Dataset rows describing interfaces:
----

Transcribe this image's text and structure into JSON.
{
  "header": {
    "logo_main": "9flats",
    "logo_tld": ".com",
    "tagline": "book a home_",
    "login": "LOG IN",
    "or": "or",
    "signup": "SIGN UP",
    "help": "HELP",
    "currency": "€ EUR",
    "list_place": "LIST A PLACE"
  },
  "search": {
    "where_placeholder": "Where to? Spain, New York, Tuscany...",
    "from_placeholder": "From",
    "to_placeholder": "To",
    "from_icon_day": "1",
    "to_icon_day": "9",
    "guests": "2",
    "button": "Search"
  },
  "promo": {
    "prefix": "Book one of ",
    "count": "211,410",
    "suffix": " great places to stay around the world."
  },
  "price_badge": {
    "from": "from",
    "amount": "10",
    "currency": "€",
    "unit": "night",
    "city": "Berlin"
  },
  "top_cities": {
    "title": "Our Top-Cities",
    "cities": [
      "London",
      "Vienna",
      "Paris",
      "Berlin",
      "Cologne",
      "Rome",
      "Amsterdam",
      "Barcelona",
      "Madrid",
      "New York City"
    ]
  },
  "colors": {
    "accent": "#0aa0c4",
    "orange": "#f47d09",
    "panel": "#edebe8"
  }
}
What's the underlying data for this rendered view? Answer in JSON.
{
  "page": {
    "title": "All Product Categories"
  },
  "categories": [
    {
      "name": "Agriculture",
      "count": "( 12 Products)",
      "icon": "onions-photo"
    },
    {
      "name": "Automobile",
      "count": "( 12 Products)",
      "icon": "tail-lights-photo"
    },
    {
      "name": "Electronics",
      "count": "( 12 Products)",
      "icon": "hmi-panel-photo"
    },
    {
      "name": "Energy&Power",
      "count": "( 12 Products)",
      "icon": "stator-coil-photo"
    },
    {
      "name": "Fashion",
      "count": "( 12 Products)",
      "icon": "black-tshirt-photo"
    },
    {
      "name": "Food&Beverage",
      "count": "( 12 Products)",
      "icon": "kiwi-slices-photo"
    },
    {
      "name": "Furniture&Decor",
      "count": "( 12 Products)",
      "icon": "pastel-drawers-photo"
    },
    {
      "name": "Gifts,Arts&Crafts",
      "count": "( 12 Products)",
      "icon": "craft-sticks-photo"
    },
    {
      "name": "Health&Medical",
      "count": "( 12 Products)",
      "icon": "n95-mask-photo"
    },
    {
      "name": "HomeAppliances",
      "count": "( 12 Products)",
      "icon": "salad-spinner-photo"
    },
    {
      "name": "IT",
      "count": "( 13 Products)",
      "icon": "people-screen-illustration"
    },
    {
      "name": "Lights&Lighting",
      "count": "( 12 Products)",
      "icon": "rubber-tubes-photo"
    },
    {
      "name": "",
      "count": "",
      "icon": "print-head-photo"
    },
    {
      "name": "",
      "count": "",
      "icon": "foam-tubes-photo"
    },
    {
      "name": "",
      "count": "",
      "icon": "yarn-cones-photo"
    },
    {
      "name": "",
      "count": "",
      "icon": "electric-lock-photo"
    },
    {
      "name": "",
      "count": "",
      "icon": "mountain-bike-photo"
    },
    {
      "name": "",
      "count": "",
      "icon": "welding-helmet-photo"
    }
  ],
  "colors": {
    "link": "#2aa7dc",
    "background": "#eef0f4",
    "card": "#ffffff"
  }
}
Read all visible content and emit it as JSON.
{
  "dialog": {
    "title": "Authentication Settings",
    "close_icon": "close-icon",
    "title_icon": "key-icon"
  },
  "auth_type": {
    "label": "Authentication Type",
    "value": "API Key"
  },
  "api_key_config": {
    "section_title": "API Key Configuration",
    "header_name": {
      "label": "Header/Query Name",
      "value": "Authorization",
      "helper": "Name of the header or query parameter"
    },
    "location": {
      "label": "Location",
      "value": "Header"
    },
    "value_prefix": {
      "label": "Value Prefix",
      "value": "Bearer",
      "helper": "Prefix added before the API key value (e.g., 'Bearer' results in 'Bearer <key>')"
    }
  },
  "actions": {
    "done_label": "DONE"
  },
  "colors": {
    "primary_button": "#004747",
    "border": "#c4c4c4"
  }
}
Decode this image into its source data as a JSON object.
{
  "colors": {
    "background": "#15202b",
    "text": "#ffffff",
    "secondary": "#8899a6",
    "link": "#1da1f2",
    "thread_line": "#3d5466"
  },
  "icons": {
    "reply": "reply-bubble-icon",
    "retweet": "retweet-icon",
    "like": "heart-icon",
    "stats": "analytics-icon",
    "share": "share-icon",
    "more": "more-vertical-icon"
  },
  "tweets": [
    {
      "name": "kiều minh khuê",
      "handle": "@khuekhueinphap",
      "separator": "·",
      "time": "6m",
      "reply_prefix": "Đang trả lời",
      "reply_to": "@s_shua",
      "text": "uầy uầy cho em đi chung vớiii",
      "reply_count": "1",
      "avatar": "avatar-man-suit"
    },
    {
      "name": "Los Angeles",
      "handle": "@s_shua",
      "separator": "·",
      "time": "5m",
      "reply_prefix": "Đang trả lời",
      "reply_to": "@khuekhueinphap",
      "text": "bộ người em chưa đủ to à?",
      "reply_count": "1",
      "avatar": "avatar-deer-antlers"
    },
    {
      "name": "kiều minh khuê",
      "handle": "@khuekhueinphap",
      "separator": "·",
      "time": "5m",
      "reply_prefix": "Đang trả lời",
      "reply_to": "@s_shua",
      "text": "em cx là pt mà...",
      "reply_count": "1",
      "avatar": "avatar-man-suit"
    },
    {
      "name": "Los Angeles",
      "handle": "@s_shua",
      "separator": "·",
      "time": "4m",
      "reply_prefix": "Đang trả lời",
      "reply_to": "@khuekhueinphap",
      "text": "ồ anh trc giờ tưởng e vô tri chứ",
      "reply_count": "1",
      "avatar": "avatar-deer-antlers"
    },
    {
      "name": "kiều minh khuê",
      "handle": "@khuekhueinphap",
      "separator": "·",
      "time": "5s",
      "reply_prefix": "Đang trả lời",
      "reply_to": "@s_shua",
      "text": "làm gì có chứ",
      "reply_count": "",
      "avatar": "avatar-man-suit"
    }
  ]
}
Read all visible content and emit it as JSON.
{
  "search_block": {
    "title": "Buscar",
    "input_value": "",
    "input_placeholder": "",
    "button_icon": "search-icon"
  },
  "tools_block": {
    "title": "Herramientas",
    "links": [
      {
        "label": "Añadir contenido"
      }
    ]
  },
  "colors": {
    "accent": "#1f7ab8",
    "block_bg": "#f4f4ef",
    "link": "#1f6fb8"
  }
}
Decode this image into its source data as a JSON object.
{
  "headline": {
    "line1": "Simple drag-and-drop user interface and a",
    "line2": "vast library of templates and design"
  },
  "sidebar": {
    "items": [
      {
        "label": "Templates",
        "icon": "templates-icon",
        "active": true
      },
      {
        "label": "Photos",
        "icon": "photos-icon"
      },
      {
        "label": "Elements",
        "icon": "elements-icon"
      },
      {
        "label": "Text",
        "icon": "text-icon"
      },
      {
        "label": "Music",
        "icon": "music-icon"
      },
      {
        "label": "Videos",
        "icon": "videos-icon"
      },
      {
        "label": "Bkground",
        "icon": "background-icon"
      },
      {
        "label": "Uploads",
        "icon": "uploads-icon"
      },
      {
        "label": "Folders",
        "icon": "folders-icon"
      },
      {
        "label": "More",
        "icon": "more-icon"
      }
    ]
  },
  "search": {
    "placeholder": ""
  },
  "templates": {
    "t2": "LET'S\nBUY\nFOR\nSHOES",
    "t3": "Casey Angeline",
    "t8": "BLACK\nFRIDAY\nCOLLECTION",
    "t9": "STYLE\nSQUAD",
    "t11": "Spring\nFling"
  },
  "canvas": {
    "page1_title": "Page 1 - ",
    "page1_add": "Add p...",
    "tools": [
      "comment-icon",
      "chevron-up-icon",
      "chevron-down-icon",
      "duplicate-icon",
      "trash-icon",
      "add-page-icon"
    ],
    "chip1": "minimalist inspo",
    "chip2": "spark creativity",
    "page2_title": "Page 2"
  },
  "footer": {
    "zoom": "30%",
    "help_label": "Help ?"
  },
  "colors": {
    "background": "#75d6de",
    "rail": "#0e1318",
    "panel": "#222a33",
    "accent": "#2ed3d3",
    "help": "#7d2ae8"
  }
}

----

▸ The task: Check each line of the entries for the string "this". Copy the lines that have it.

▸ Task result:
Transcribe this image's text and structure into JSON.
What's the underlying data for this rendered view? Answer in JSON.
Decode this image into its source data as a JSON object.
Decode this image into its source data as a JSON object.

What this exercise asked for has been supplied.